Skip to contents
NBA

The Bucks Couldn’t Miss

Bryn Forbes #7 of the Milwaukee Bucks reacts after his three point basket in the second quarter against the Miami Heat during Game Two of their Eastern Conference first-round playoff series between the Milwaukee Bucks and the Miami Heat at Fiserv Forum on May 24, 2021 in Milwaukee, Wisconsin.
Quinn Harris/Getty Images

When I wrote about Game 1 of the Miami Heat-Milwaukee Bucks series, I made a note that the Bucks shot horrifically from three-point range. If Miami’s stars playing like crap was why the Heat didn’t roll in the first game, then Milwaukee’s failures from deep is why they didn’t knock out a blowout win. Fast-forward to Game 2, and I now have a point of evidence to support the latter part of that theory.

The Bucks came out on Monday night to prove that their awful shooting was just a fluke, and Miami never really recovered from a record-breaking Milwaukee barrage in the first quarter, dropping Game 2 by the woeful score of 132-98. It honestly didn’t even feel that close:

No team in the NBA can properly come back from dropping the first quarter by a score of 46-20, and it’s not like Milwaukee let off after that massive first in which they tied the NBA playoff record for most three-pointers in a quarter (10, tied with the Cleveland Cavaliers in 2016). Any time Miami looked like it might try to mount some form of comeback to make Game 2 a decent contest, Milwaukee would hit one or two or three big shots in a row and quash those dreams with a quickness. When Pat Connaughton is going 5-of-9 from deep, it’s just not an opponent’s night, though the Heat made it particularly easy for Milwaukee.
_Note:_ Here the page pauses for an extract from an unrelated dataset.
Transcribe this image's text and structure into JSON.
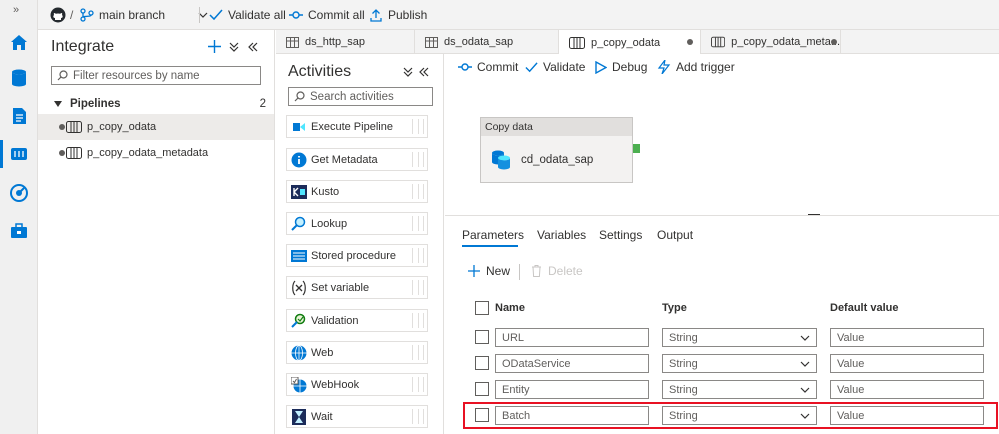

Miami’s famously aggressive “switch everything” strategy on defense bit them in the ass on Monday, as the Bucks kept going away from a double-teamed Giannis Antetokounmpo in order to find the recently freed up shooters behind the arc. The main beneficiary of all that open space was Bryn Forbes, the fifth-year guard who signed with Milwaukee in November. In 20 minutes, Forbes went off for 22 points on 8-of-12 shooting, including 6-of-9 from three. Miami had no answer for him, somehow, and even when he had a defender draped on him, the shots kept falling.

By the end of the night, the Bucks’ shooting percentages weren’t particularly ground-breaking: A 41.5 percent night from deep is wonderful but nothing to write home about. The problem for Miami was that the shots stopped falling after Milwaukee went up by 20-plus, and the Heat’s morale was appropriately crushed. Despite the back-and-forth nature of Game 1, this beating might be more indicative of what remains to be seen in this series.

For one, Milwaukee was a decent, if not excellent, three-point shooting team in the regular season. They won’t be this hot to start every game, but it’s perfectly reasonable to believe that they will be consistent enough to make Miami nervous. Perhaps more importantly, the Bucks appear to have figured out how to defend both Jimmy Butler and Bam Adebayo, so as long as the shots fall at a better rate than in the first game, it will take some magic from Miami to avoid a quick ride to the offseason. The Heat will regret that Game 1 didn’t fall their way, but given Milwaukee’s nuclear output on Monday, that might have just been enough to secure the gentleman’s sweep. Barring some major adjustments in both gameplan and performance, the Bucks have enough firepower to burn down the Heat.